Conditional Cooperation: Evidence for the Role of Self-Control
When facing the opportunity to allocate resources between oneself and others, individuals may experience a self-control conflict between urges to act selfishly and preferences to act pro-socially. We explore the domain of conditional cooperation, and we test the hypothesis that increased expectations about others’ average contribution increases own contributions to public goods more when self-control is high than when it is low. We pair a subtle framing technique with a public goods experiment. Consistent with our hypothesis, we find that conditionally cooperative behavior is stronger (i.e., less imperfect) when expectations of high contributions are accompanied by high levels of self-control.

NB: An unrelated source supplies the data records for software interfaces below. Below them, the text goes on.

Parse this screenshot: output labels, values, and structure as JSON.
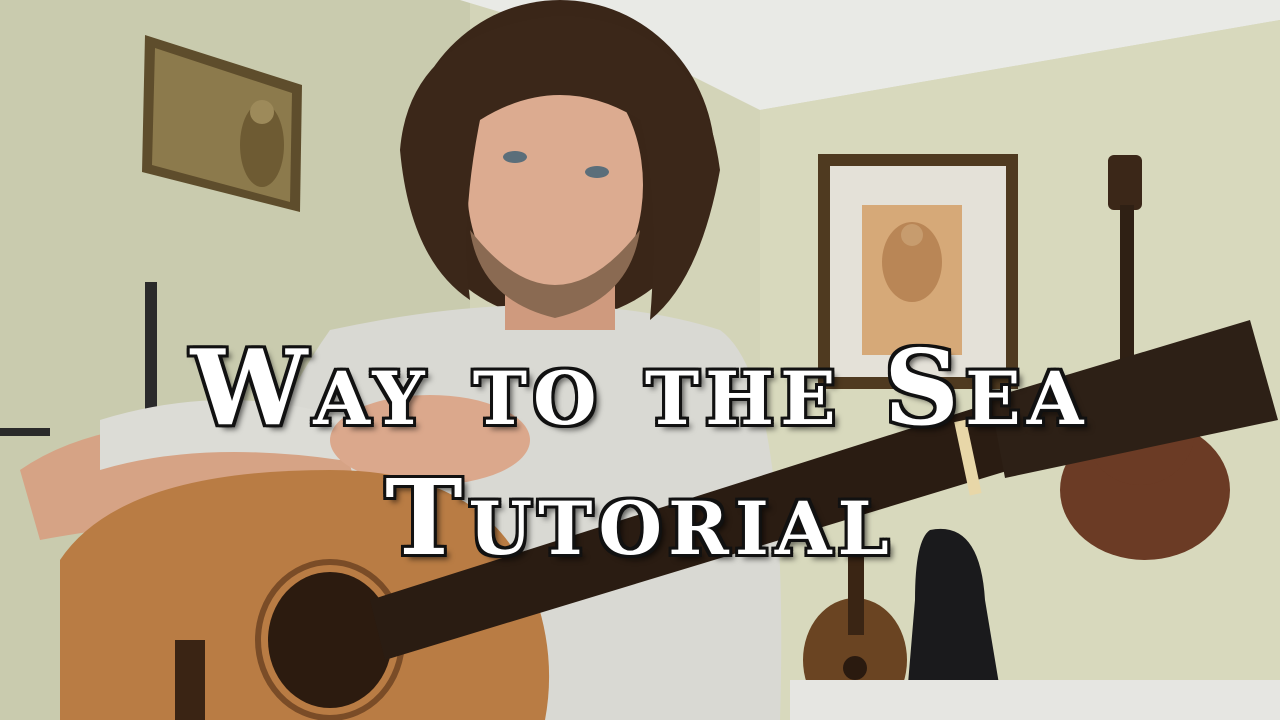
{
  "overlay": {
    "title_line_1": "Way to the Sea",
    "title_line_2": "Tutorial"
  },
  "colors": {
    "wall": "#cfd1b4",
    "ceiling": "#e8e9e4",
    "shirt": "#d9d9d4",
    "skin": "#d9a88d",
    "hair": "#3a2618",
    "guitar_body": "#b5793f",
    "guitar_neck": "#2a1c12",
    "frame": "#5a4226",
    "title_fill": "#ffffff",
    "title_outline": "#111111"
  },
  "icons": {
    "painting_left": "buddha-painting",
    "painting_right": "deity-framed-painting",
    "instrument_back_right": "hanging-guitar",
    "instrument_floor": "mandolin",
    "case_floor": "instrument-case"
  }
}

Myrseth, Kristian Ove R.
Public good experiment
Working Papers in Economics